OCEAN CITY — It’s good to enjoy your Memorial Day long weekend, veterans told a crowd of about 500 at Veterans Memorial Park in Ocean City on Monday.
“It’s good to be with your family. It’s part of the freedom that so many died for,” said Michael Morrissey, the commander of VFW Post 6650. “However, when you enjoy that first hot dog or burger, or that first cold beer, it would be a a good time to reflect with your family and take time to remember families who miss a loved one at their traditional festivals.”
He and Bob Marzulli, the commanding officer of American Legion Post 524, thanked the large crowd who took time out of a near-perfect beach day to honor the reason for the party in a service that included singing, prayers and traditions, including the laying of a wreath in front of the city war memorial between Fifth and Sixth Streets.
The event was one of dozens planned in communities across the region to mark the day, which began in the 19th century as Decoration Day in remembrance of those who died in the Civil War. While the long weekend schedule made it the unofficial start of summer on the shore, the grim reality of the fight was not forgotten during the morning ceremony.
People also read…
Marzulli read a list of Ocean City residents killed in action, beginning with World War I and continuing on the much longer list from World War II. A bell rang with each name. Speakers named US service members lost in Korea and Afghanistan, and spoke of the long black wall in Washington, DC, which names those killed in Vietnam.
Morrisey said 7,000 American men and women have died fighting the Global War on Terror.
“Memorial Day is not about picnics and parades, although there is nothing wrong with enjoying and celebrating the American way of life. Memorial Day is about gratitude and remembrance,” Marzulli said. “It’s about honoring the men and women who made it possible for us to come together here today in peace.”
Rows of folding chairs were laid out on the grass, amidst an anchor and a Navy artillery piece that stand in the park. Bleachers stood behind these, with many more people choosing to line up in the shade of the trees in the park, close enough to hear the loudspeakers.
Many parts of the event have been part of the Ocean City observance for many years, including the participation of veterans while the song associated with their branch of the service is played.
Jack Hagan, the American Legion Station Warrant Officer, spoke about prisoners of war and missing in action. Ed Ferraro, the VFW station chaplain, gave the invocation to begin the service, and Larry Kelly of the American Legion offered the blessing.
Greg Murphy of Buglers Across America, tap danced.
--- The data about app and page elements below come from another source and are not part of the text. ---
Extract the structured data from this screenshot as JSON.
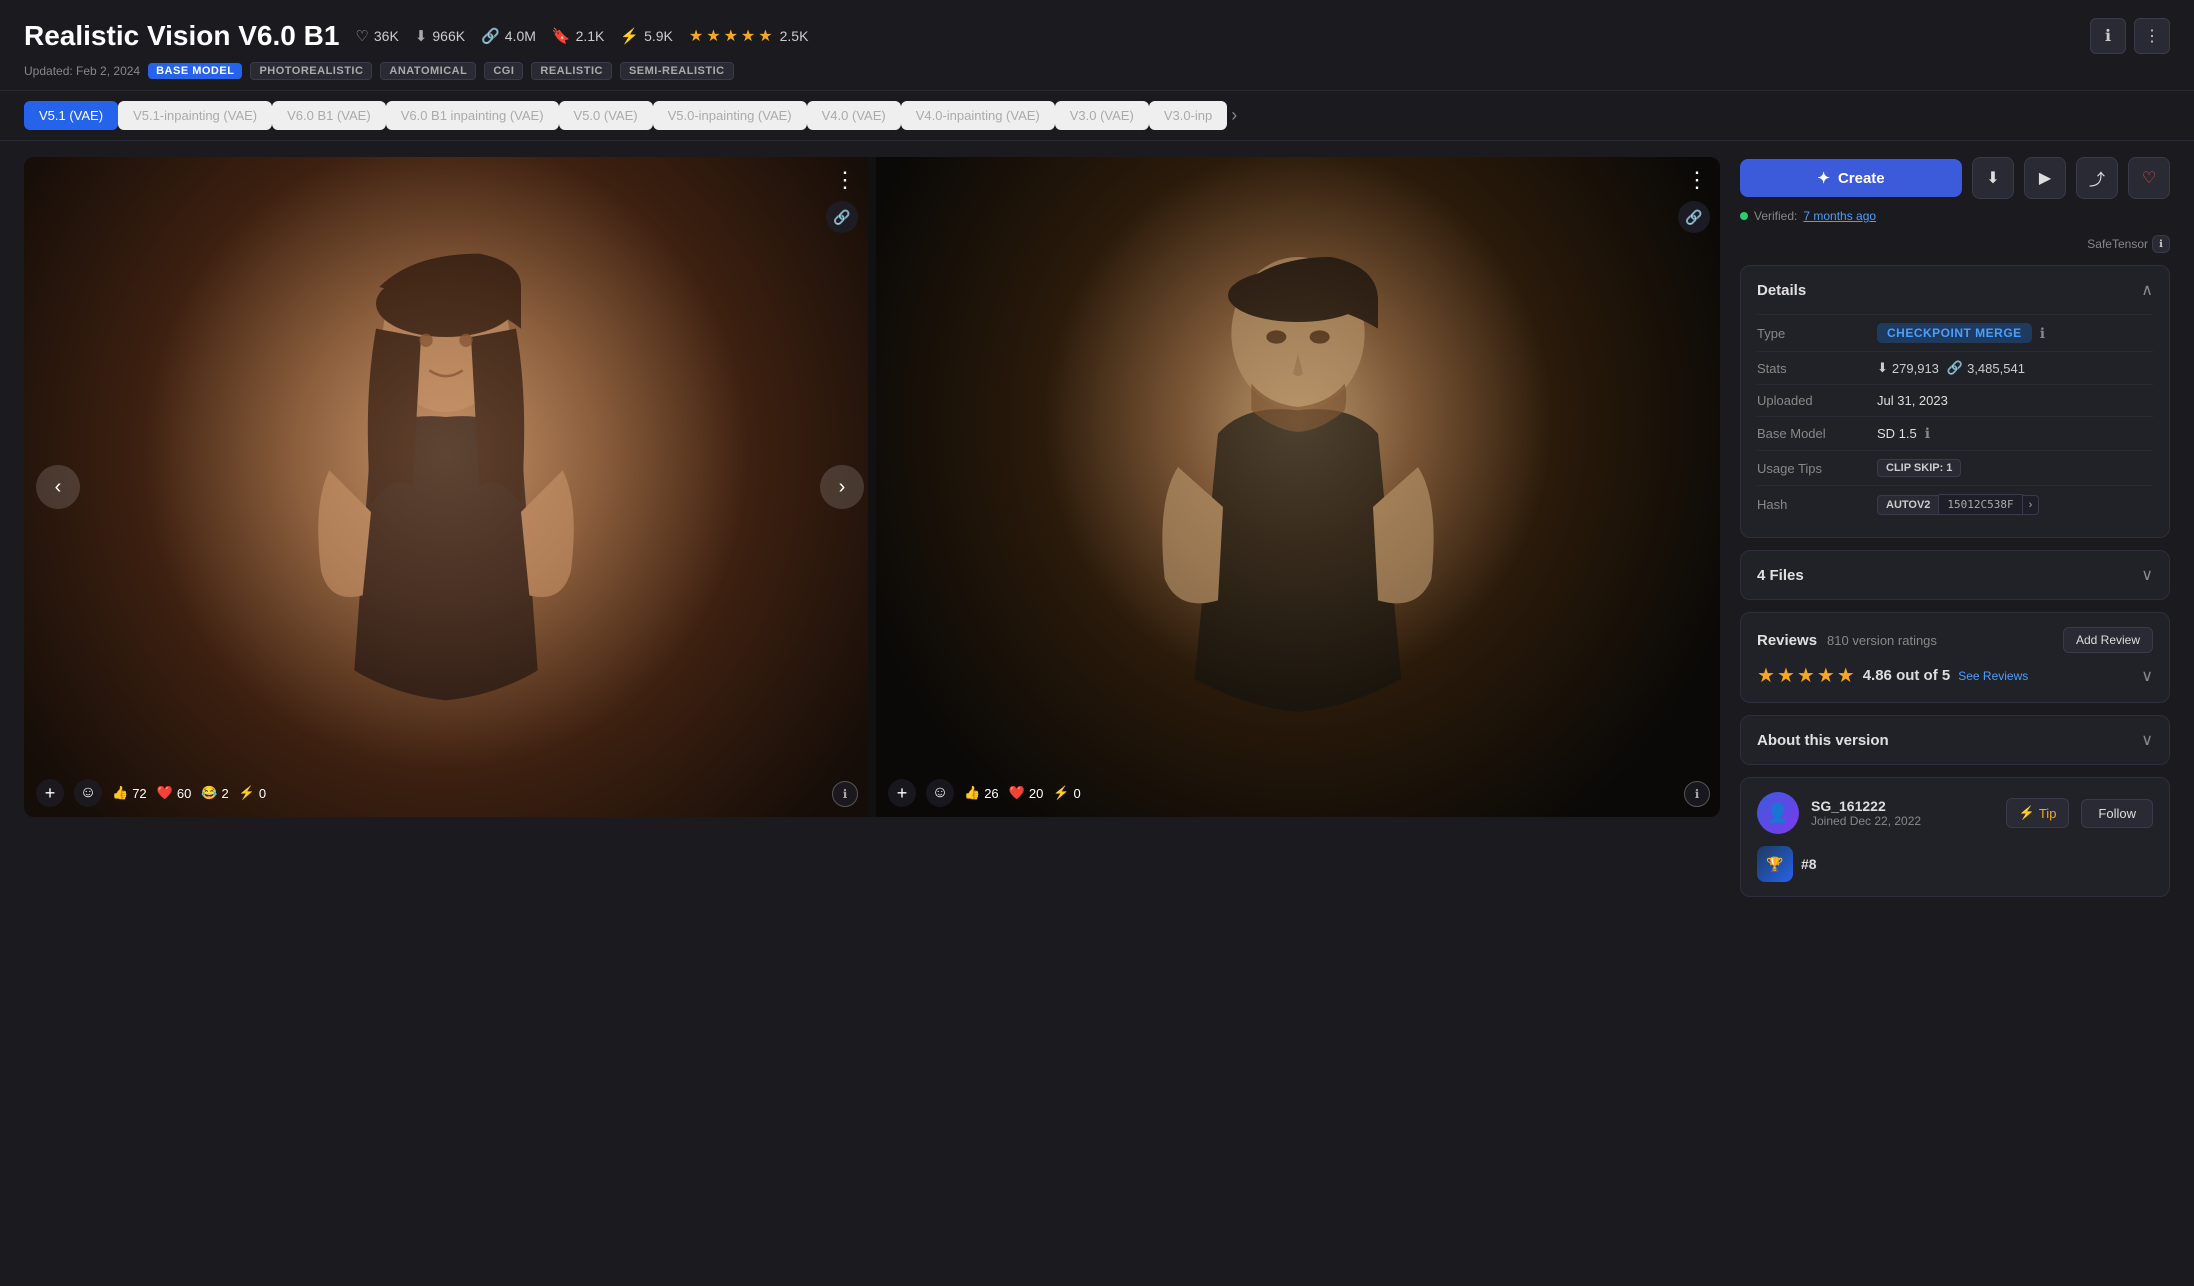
{
  "header": {
    "title": "Realistic Vision V6.0 B1",
    "updated": "Updated: Feb 2, 2024",
    "stats": {
      "likes": "36K",
      "downloads": "966K",
      "links": "4.0M",
      "bookmarks": "2.1K",
      "lightning": "5.9K",
      "rating": "2.5K"
    },
    "tags": [
      "BASE MODEL",
      "PHOTOREALISTIC",
      "ANATOMICAL",
      "CGI",
      "REALISTIC",
      "SEMI-REALISTIC"
    ]
  },
  "version_tabs": [
    {
      "label": "V5.1 (VAE)",
      "active": true
    },
    {
      "label": "V5.1-inpainting (VAE)",
      "active": false
    },
    {
      "label": "V6.0 B1 (VAE)",
      "active": false
    },
    {
      "label": "V6.0 B1 inpainting (VAE)",
      "active": false
    },
    {
      "label": "V5.0 (VAE)",
      "active": false
    },
    {
      "label": "V5.0-inpainting (VAE)",
      "active": false
    },
    {
      "label": "V4.0 (VAE)",
      "active": false
    },
    {
      "label": "V4.0-inpainting (VAE)",
      "active": false
    },
    {
      "label": "V3.0 (VAE)",
      "active": false
    },
    {
      "label": "V3.0-inp",
      "active": false
    }
  ],
  "gallery": {
    "image1": {
      "likes": "72",
      "hearts": "60",
      "laughs": "2",
      "lightning": "0"
    },
    "image2": {
      "likes": "26",
      "hearts": "20",
      "lightning": "0"
    }
  },
  "sidebar": {
    "create_label": "Create",
    "safetensor_label": "SafeTensor",
    "verified_label": "Verified:",
    "verified_time": "7 months ago",
    "details": {
      "title": "Details",
      "type_label": "Type",
      "type_value": "CHECKPOINT MERGE",
      "stats_label": "Stats",
      "downloads_val": "279,913",
      "links_val": "3,485,541",
      "uploaded_label": "Uploaded",
      "uploaded_val": "Jul 31, 2023",
      "base_model_label": "Base Model",
      "base_model_val": "SD 1.5",
      "usage_tips_label": "Usage Tips",
      "clip_skip_val": "CLIP SKIP: 1",
      "hash_label": "Hash",
      "hash_algo": "AUTOV2",
      "hash_val": "15012C538F"
    },
    "files": {
      "title": "4 Files"
    },
    "reviews": {
      "title": "Reviews",
      "count": "810",
      "version_ratings": "version ratings",
      "add_review": "Add Review",
      "rating": "4.86",
      "out_of": "out of 5",
      "see_reviews": "See Reviews"
    },
    "about": {
      "title": "About this version"
    },
    "author": {
      "name": "SG_161222",
      "joined": "Joined Dec 22, 2022",
      "rank": "#8",
      "tip_label": "Tip",
      "follow_label": "Follow"
    }
  }
}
There were two singers, Morgan Murphy, who sang “The Star Spangled Banner” at the start of the event, and Natalie Ragazzo, who sang “God Bless America” to close it.
A line of Ocean City police and firefighters stood at attention at the rear of the crowd, under a huge American flag hanging from a fire truck ladder, and members of the city council and other elected officials were present.
Mayor Jay Gillian praised local veterans organizations and spoke about the start of a daily flag raising on the boardwalk, which will take place at 9 a.m. daily this summer.
He also spoke about the number of veteran suicides each year and called for better education so that a new generation knows the story.
“Because if you don’t know where you come from, it’s all lost,” he said. He asked participants to keep in mind those who need their help.
Contact Bill Barlow: